** EXERCISE DETAILS **
Would you print out all of the data exactly and keep the pictures out of it?

***** MATERIAL PROVIDED *****

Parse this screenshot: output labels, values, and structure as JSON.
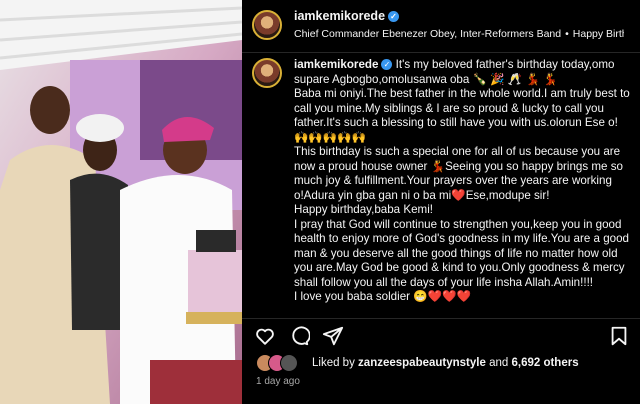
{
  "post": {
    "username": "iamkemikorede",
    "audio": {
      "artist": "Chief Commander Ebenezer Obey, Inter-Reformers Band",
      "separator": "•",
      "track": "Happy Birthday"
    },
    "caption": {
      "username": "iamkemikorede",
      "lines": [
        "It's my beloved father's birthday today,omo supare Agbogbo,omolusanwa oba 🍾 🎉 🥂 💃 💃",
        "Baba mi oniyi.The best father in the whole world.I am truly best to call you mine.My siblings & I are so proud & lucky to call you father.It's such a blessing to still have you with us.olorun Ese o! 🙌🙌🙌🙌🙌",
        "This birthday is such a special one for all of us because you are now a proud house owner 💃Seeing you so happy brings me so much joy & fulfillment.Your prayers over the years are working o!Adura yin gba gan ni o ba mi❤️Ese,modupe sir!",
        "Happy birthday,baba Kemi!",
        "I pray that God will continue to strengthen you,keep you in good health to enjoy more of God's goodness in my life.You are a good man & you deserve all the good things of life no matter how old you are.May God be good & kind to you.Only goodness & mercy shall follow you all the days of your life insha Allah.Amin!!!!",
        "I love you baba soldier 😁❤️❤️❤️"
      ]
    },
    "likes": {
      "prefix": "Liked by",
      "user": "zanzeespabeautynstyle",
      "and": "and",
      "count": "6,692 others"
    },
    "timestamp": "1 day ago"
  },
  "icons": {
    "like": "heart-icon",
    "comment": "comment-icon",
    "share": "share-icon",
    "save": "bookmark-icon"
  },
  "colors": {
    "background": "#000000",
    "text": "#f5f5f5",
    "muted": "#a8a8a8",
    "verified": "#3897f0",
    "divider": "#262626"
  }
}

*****

** RESULT **
Parse this screenshot: output labels, values, and structure as JSON.
{
  "post": {
    "username": "iamkemikorede",
    "audio": {
      "artist": "Chief Commander Ebenezer Obey, Inter-Reformers Band",
      "separator": "•",
      "track": "Happy Birthday"
    },
    "caption": {
      "username": "iamkemikorede",
      "lines": [
        "It's my beloved father's birthday today,omo supare Agbogbo,omolusanwa oba 🍾 🎉 🥂 💃 💃",
        "Baba mi oniyi.The best father in the whole world.I am truly best to call you mine.My siblings & I are so proud & lucky to call you father.It's such a blessing to still have you with us.olorun Ese o! 🙌🙌🙌🙌🙌",
        "This birthday is such a special one for all of us because you are now a proud house owner 💃Seeing you so happy brings me so much joy & fulfillment.Your prayers over the years are working o!Adura yin gba gan ni o ba mi❤️Ese,modupe sir!",
        "Happy birthday,baba Kemi!",
        "I pray that God will continue to strengthen you,keep you in good health to enjoy more of God's goodness in my life.You are a good man & you deserve all the good things of life no matter how old you are.May God be good & kind to you.Only goodness & mercy shall follow you all the days of your life insha Allah.Amin!!!!",
        "I love you baba soldier 😁❤️❤️❤️"
      ]
    },
    "likes": {
      "prefix": "Liked by",
      "user": "zanzeespabeautynstyle",
      "and": "and",
      "count": "6,692 others"
    },
    "timestamp": "1 day ago"
  },
  "icons": {
    "like": "heart-icon",
    "comment": "comment-icon",
    "share": "share-icon",
    "save": "bookmark-icon"
  },
  "colors": {
    "background": "#000000",
    "text": "#f5f5f5",
    "muted": "#a8a8a8",
    "verified": "#3897f0",
    "divider": "#262626"
  }
}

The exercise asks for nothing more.